Few cities are as synonymous with music as New Orleans, home to a perpetual jubilee and to original musical forms ranging from brass bands and ragtime to Dixieland jazz, Cajun music, zydeco and bounce rap. Since its earliest days the bustling port city has swirled with an array of cultures, customs and ethnicities, each of which added its own flavor to the local atmosphere. Here, Africans, both slaves and free, intermingled with Native Americans and European settlers producing a culture as distinctive as any on earth. Musical instruments from around the world, from Congo drums to European horns, also merged and melded to conjure sounds that could only come from this city’s history.

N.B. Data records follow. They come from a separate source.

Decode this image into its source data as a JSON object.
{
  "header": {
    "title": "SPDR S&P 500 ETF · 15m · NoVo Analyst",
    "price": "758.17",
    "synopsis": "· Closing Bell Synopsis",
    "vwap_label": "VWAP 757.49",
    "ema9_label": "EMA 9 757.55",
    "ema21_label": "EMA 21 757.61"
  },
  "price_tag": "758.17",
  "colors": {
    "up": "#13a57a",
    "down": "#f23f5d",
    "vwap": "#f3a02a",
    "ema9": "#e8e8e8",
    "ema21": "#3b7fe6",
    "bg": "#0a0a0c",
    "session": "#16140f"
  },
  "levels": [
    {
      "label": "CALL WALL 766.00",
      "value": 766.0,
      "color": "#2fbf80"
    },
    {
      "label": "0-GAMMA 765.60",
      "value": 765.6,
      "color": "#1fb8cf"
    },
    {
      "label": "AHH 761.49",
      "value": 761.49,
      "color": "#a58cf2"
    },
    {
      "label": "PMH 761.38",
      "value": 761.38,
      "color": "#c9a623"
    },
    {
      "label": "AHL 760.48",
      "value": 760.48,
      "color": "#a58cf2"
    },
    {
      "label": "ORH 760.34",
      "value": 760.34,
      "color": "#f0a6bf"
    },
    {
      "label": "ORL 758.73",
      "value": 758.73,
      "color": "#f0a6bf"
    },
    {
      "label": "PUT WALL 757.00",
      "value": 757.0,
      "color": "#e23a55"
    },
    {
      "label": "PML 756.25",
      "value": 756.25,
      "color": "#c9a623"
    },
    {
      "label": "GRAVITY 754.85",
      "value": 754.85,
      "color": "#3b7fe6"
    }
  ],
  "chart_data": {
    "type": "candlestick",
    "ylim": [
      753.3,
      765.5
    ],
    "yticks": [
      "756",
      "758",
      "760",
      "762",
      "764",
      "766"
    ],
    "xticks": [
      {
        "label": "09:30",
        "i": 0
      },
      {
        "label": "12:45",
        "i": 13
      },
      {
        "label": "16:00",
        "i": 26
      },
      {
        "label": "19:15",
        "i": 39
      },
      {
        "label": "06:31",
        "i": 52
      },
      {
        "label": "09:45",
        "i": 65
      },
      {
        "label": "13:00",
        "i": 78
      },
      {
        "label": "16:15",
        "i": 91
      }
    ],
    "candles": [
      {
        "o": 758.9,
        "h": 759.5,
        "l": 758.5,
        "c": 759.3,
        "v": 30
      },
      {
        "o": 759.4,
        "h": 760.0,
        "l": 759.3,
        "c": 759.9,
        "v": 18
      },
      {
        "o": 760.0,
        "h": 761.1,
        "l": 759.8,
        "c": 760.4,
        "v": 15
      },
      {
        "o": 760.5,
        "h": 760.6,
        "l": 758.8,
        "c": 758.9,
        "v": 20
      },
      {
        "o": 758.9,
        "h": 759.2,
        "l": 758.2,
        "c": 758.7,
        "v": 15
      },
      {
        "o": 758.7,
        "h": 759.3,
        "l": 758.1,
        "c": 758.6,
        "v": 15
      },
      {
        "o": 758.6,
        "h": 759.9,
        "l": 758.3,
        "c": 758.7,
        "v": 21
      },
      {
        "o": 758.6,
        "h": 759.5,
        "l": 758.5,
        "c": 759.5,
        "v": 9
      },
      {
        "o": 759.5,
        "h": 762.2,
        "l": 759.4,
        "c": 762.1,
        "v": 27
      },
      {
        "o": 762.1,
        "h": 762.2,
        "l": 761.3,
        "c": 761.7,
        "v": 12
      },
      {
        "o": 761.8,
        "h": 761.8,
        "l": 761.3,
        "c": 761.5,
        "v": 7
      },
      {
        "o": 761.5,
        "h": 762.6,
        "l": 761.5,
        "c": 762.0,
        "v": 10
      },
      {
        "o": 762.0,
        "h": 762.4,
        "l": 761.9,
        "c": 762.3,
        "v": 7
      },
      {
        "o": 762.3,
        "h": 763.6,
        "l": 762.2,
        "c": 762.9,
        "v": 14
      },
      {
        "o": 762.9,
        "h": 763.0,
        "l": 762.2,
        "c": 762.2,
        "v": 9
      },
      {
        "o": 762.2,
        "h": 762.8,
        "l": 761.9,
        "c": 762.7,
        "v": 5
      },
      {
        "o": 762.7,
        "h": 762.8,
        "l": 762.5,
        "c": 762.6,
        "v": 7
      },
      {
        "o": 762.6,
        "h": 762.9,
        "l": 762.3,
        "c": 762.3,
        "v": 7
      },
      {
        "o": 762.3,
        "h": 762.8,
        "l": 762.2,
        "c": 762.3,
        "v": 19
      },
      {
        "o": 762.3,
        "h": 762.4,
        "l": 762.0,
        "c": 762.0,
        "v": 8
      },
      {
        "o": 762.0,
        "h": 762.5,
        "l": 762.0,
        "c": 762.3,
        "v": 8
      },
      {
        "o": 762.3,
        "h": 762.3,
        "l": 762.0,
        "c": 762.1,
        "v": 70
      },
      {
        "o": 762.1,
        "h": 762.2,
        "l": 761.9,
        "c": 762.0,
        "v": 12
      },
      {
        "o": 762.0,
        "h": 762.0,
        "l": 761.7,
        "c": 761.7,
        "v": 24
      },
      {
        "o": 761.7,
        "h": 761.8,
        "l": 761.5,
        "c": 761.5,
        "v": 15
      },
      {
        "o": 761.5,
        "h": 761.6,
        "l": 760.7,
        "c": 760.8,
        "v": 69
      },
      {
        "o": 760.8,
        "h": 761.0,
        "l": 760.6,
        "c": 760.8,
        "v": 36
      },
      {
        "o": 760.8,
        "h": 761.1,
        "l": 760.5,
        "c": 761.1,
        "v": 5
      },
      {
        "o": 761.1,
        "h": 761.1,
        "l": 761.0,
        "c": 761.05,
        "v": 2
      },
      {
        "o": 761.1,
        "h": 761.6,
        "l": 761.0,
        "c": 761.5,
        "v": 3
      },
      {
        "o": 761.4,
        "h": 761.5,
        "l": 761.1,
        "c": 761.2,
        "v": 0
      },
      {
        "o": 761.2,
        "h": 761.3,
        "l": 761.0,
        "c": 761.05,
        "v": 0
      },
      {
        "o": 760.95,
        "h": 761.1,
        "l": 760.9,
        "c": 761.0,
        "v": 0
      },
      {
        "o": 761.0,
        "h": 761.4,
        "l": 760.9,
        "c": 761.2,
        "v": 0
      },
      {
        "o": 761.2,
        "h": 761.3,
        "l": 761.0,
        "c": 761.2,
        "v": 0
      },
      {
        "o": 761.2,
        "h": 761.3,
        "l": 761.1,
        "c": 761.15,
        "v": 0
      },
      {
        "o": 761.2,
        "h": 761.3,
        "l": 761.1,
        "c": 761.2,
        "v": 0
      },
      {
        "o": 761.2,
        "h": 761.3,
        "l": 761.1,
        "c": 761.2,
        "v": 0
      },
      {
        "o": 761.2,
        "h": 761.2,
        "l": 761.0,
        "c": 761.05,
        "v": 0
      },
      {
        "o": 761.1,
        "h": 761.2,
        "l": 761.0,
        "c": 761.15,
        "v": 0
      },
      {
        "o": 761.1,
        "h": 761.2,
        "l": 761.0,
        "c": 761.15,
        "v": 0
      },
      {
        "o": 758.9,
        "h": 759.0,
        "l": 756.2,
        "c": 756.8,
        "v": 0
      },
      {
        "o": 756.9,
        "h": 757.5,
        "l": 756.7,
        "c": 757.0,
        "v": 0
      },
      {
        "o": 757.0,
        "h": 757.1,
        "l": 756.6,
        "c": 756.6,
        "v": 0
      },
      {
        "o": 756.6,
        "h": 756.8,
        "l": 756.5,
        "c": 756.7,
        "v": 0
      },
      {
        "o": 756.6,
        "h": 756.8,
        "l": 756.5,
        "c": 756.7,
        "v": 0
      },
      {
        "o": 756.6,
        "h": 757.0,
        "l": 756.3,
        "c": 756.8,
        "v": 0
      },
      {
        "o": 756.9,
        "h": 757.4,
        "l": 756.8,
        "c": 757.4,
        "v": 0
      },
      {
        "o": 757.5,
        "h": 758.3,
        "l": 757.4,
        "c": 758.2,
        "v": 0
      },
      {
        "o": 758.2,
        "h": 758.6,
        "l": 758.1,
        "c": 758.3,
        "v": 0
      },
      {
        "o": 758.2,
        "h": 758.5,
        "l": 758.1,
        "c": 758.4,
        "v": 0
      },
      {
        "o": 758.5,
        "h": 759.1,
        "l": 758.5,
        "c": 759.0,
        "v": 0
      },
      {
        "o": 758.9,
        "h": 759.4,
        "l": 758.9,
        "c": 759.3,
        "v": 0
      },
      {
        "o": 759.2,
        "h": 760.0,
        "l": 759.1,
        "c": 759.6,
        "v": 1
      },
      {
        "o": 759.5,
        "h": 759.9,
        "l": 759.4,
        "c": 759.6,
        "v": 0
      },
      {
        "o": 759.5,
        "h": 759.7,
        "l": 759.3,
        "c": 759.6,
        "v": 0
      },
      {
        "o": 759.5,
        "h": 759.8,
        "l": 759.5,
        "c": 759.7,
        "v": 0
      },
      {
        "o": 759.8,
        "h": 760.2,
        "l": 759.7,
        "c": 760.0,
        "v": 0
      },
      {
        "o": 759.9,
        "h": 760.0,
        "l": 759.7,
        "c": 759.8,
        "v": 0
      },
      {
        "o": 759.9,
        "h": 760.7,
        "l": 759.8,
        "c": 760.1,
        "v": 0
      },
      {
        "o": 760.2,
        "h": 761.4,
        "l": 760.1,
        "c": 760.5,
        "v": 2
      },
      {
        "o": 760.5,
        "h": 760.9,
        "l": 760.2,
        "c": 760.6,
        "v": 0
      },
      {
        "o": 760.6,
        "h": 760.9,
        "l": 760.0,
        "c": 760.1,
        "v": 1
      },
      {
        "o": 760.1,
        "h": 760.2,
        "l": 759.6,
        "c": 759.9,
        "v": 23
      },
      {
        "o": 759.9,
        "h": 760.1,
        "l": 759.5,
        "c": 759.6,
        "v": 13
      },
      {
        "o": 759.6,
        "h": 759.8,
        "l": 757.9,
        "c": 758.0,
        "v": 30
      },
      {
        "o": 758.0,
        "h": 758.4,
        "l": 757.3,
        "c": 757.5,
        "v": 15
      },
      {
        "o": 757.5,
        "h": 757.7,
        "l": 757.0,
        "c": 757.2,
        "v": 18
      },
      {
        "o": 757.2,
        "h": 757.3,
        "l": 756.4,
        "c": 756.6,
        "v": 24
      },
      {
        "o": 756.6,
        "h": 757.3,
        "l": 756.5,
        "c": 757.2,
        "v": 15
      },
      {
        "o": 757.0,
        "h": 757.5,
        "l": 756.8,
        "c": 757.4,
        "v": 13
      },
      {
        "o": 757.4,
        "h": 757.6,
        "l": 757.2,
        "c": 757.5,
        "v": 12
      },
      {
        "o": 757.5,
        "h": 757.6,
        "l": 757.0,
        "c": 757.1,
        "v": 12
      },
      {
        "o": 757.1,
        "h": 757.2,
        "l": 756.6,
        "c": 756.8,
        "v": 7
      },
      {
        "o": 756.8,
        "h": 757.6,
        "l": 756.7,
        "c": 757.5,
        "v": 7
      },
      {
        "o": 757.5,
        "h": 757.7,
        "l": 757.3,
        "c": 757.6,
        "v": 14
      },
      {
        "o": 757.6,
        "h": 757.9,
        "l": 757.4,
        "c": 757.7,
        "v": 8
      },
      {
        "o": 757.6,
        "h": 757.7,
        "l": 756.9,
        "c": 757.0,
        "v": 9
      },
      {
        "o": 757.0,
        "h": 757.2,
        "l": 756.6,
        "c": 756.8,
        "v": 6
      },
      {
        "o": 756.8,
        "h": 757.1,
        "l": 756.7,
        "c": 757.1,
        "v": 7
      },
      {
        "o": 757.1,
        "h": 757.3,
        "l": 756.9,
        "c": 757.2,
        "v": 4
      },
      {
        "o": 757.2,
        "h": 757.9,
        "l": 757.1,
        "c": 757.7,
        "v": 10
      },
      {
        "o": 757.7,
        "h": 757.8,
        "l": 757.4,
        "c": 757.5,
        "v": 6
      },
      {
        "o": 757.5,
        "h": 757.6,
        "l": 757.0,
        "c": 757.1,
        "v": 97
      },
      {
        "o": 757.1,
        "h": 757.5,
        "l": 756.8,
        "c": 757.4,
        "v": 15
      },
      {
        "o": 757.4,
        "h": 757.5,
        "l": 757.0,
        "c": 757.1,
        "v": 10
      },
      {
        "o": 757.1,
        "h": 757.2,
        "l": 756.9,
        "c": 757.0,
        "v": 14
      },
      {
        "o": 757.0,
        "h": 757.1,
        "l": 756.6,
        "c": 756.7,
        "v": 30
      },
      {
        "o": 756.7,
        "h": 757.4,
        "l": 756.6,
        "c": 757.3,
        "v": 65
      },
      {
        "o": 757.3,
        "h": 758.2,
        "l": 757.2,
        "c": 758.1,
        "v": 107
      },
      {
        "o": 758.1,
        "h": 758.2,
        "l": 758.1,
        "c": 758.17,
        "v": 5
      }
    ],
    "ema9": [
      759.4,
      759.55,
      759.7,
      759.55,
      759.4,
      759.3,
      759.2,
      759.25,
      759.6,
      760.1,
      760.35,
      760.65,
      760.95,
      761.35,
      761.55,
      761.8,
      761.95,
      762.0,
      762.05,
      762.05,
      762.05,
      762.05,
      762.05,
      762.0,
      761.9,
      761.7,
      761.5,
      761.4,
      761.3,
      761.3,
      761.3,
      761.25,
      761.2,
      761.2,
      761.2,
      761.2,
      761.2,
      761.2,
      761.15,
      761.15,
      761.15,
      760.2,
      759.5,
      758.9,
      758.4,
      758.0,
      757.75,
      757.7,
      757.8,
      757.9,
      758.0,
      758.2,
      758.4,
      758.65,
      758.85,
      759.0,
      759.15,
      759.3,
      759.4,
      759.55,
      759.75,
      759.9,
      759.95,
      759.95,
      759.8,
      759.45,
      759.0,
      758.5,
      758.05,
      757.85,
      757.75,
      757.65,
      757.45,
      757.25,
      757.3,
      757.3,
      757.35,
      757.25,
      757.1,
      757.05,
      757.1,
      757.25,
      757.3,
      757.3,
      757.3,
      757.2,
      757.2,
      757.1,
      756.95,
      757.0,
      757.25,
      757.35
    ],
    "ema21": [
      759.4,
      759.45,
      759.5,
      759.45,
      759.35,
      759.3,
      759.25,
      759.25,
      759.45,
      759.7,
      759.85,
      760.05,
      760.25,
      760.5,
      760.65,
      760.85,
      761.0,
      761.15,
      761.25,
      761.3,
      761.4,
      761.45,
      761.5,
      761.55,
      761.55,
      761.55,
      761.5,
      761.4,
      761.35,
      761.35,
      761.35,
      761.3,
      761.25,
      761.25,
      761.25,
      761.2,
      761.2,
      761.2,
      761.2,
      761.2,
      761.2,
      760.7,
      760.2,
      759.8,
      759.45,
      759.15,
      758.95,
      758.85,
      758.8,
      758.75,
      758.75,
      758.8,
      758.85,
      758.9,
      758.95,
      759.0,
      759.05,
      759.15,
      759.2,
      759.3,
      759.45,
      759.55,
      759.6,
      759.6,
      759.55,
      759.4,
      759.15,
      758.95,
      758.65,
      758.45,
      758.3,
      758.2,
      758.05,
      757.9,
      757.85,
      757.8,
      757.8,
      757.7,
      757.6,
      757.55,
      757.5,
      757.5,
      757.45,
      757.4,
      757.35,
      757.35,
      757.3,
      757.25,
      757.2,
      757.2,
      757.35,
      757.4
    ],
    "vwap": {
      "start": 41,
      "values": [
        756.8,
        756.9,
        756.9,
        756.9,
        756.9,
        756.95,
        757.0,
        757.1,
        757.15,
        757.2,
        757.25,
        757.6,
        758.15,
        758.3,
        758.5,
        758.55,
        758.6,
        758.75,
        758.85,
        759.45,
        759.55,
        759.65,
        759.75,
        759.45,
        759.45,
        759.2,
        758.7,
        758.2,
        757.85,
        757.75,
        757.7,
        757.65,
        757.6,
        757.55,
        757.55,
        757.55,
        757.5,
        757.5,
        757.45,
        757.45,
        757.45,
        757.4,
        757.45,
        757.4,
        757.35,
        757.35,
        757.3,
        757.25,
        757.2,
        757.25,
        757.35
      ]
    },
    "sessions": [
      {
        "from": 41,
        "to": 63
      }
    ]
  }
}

“New Orleans had to be the starting point for our story because it’s not only where Louis Armstrong and jazz were born, it’s also a way to talk about the slave experience and how it influenced American music,” explains Judson. “We really wanted to touch on the reality that Congo Square was a dynamic community. We sometimes think of African music as being one monolithic thing, but slaves were coming from all parts of Africa and in Congo Square music was the universal language of sharing. Later, the Great Migration of freed slaves brought this new music to industrial cities across America.”
The pulsating sounds have always been accompanied by a party atmosphere, rich food, lush bayous, close-knit community and a mood redolent with history and mystery. No matter where you look — from high-end galleries and world-famous jazz clubs to street artists and spontaneous blue-grass bands – art and artists are everywhere.
New Orleans is the root source of our American music,” says Steve Judson. “If you had to pick one city where our music comes from, New Orleans would be it. It’s not just jazz and Cajun music; for example, the first opera house in America was built in New Orleans. The city developed from a wide mix of cultures each with its own kind of music – French, Spanish, African, Caribbean — which is what has given it such an incredibly rich texture, one that is unique in America and in the world.”
The geographical heart of New Orleans music remains Congo Square, located in the famed Treme neighborhood, and now part of Louis Armstrong Park. Congo Square started out in the late 18th Century as the one place enslaved Africans were allowed to gather to hold markets, play music, dance, pray and socialize. The communal magic that happened there infused the birth of jazz with that spirit.